=== DATA RECORDS ===
*** Block opens ***

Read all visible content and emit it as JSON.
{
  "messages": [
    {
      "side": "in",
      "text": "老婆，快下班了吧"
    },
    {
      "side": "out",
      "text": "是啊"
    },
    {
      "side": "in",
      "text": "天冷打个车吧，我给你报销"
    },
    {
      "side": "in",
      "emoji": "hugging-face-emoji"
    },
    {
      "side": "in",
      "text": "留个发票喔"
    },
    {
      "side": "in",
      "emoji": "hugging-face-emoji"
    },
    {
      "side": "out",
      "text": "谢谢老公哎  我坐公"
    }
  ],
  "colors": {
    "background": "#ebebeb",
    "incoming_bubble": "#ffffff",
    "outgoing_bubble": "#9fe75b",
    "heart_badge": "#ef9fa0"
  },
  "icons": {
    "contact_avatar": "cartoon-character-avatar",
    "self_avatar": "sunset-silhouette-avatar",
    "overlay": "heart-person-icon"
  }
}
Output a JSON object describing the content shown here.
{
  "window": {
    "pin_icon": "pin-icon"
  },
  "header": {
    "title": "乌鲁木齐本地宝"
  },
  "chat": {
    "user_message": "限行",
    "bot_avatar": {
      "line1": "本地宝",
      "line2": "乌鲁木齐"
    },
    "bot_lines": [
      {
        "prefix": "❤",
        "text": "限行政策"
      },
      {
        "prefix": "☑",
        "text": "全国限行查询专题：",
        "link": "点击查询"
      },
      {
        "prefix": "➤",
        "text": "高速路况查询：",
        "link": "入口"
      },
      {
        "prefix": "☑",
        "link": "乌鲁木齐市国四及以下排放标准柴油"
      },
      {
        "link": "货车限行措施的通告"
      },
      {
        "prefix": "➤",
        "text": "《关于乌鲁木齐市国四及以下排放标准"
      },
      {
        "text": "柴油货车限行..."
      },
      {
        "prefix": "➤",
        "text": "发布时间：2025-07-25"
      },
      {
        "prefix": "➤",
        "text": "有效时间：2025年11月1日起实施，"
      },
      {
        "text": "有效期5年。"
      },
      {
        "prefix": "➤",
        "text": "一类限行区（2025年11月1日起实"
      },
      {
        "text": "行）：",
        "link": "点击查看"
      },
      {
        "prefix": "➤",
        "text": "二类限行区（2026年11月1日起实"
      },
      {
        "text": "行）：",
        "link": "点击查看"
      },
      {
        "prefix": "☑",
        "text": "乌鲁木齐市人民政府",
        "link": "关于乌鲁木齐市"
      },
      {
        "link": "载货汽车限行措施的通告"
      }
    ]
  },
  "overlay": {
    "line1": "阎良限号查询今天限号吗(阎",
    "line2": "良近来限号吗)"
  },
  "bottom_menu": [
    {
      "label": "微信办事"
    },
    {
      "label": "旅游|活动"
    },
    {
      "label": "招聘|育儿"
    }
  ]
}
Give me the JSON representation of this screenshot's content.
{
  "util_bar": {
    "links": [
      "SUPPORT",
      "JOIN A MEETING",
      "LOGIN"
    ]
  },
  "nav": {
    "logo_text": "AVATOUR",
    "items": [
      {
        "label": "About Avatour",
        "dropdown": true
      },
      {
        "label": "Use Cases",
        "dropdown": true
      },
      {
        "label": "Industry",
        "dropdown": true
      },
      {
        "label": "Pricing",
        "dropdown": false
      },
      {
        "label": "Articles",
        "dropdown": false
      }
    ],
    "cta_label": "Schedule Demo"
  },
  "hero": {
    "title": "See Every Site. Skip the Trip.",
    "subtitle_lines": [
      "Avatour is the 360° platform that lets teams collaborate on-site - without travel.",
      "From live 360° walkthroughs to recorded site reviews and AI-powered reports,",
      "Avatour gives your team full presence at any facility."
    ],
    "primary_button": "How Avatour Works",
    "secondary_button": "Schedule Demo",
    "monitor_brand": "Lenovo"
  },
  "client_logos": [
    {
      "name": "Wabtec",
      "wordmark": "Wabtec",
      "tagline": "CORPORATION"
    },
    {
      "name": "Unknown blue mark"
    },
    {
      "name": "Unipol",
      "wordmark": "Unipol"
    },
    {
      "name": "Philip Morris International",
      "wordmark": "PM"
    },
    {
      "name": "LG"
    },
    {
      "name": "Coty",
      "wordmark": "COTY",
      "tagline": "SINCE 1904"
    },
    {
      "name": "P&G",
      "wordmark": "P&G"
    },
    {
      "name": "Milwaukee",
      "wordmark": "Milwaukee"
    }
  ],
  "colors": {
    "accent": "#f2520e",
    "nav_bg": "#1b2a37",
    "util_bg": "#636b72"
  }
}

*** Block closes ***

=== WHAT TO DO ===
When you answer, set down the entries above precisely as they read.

=== SOLUTION BELOW ===
Read all visible content and emit it as JSON.
{
  "messages": [
    {
      "side": "in",
      "text": "老婆，快下班了吧"
    },
    {
      "side": "out",
      "text": "是啊"
    },
    {
      "side": "in",
      "text": "天冷打个车吧，我给你报销"
    },
    {
      "side": "in",
      "emoji": "hugging-face-emoji"
    },
    {
      "side": "in",
      "text": "留个发票喔"
    },
    {
      "side": "in",
      "emoji": "hugging-face-emoji"
    },
    {
      "side": "out",
      "text": "谢谢老公哎  我坐公"
    }
  ],
  "colors": {
    "background": "#ebebeb",
    "incoming_bubble": "#ffffff",
    "outgoing_bubble": "#9fe75b",
    "heart_badge": "#ef9fa0"
  },
  "icons": {
    "contact_avatar": "cartoon-character-avatar",
    "self_avatar": "sunset-silhouette-avatar",
    "overlay": "heart-person-icon"
  }
}
Output a JSON object describing the content shown here.
{
  "window": {
    "pin_icon": "pin-icon"
  },
  "header": {
    "title": "乌鲁木齐本地宝"
  },
  "chat": {
    "user_message": "限行",
    "bot_avatar": {
      "line1": "本地宝",
      "line2": "乌鲁木齐"
    },
    "bot_lines": [
      {
        "prefix": "❤",
        "text": "限行政策"
      },
      {
        "prefix": "☑",
        "text": "全国限行查询专题：",
        "link": "点击查询"
      },
      {
        "prefix": "➤",
        "text": "高速路况查询：",
        "link": "入口"
      },
      {
        "prefix": "☑",
        "link": "乌鲁木齐市国四及以下排放标准柴油"
      },
      {
        "link": "货车限行措施的通告"
      },
      {
        "prefix": "➤",
        "text": "《关于乌鲁木齐市国四及以下排放标准"
      },
      {
        "text": "柴油货车限行..."
      },
      {
        "prefix": "➤",
        "text": "发布时间：2025-07-25"
      },
      {
        "prefix": "➤",
        "text": "有效时间：2025年11月1日起实施，"
      },
      {
        "text": "有效期5年。"
      },
      {
        "prefix": "➤",
        "text": "一类限行区（2025年11月1日起实"
      },
      {
        "text": "行）：",
        "link": "点击查看"
      },
      {
        "prefix": "➤",
        "text": "二类限行区（2026年11月1日起实"
      },
      {
        "text": "行）：",
        "link": "点击查看"
      },
      {
        "prefix": "☑",
        "text": "乌鲁木齐市人民政府",
        "link": "关于乌鲁木齐市"
      },
      {
        "link": "载货汽车限行措施的通告"
      }
    ]
  },
  "overlay": {
    "line1": "阎良限号查询今天限号吗(阎",
    "line2": "良近来限号吗)"
  },
  "bottom_menu": [
    {
      "label": "微信办事"
    },
    {
      "label": "旅游|活动"
    },
    {
      "label": "招聘|育儿"
    }
  ]
}
Give me the JSON representation of this screenshot's content.
{
  "util_bar": {
    "links": [
      "SUPPORT",
      "JOIN A MEETING",
      "LOGIN"
    ]
  },
  "nav": {
    "logo_text": "AVATOUR",
    "items": [
      {
        "label": "About Avatour",
        "dropdown": true
      },
      {
        "label": "Use Cases",
        "dropdown": true
      },
      {
        "label": "Industry",
        "dropdown": true
      },
      {
        "label": "Pricing",
        "dropdown": false
      },
      {
        "label": "Articles",
        "dropdown": false
      }
    ],
    "cta_label": "Schedule Demo"
  },
  "hero": {
    "title": "See Every Site. Skip the Trip.",
    "subtitle_lines": [
      "Avatour is the 360° platform that lets teams collaborate on-site - without travel.",
      "From live 360° walkthroughs to recorded site reviews and AI-powered reports,",
      "Avatour gives your team full presence at any facility."
    ],
    "primary_button": "How Avatour Works",
    "secondary_button": "Schedule Demo",
    "monitor_brand": "Lenovo"
  },
  "client_logos": [
    {
      "name": "Wabtec",
      "wordmark": "Wabtec",
      "tagline": "CORPORATION"
    },
    {
      "name": "Unknown blue mark"
    },
    {
      "name": "Unipol",
      "wordmark": "Unipol"
    },
    {
      "name": "Philip Morris International",
      "wordmark": "PM"
    },
    {
      "name": "LG"
    },
    {
      "name": "Coty",
      "wordmark": "COTY",
      "tagline": "SINCE 1904"
    },
    {
      "name": "P&G",
      "wordmark": "P&G"
    },
    {
      "name": "Milwaukee",
      "wordmark": "Milwaukee"
    }
  ],
  "colors": {
    "accent": "#f2520e",
    "nav_bg": "#1b2a37",
    "util_bg": "#636b72"
  }
}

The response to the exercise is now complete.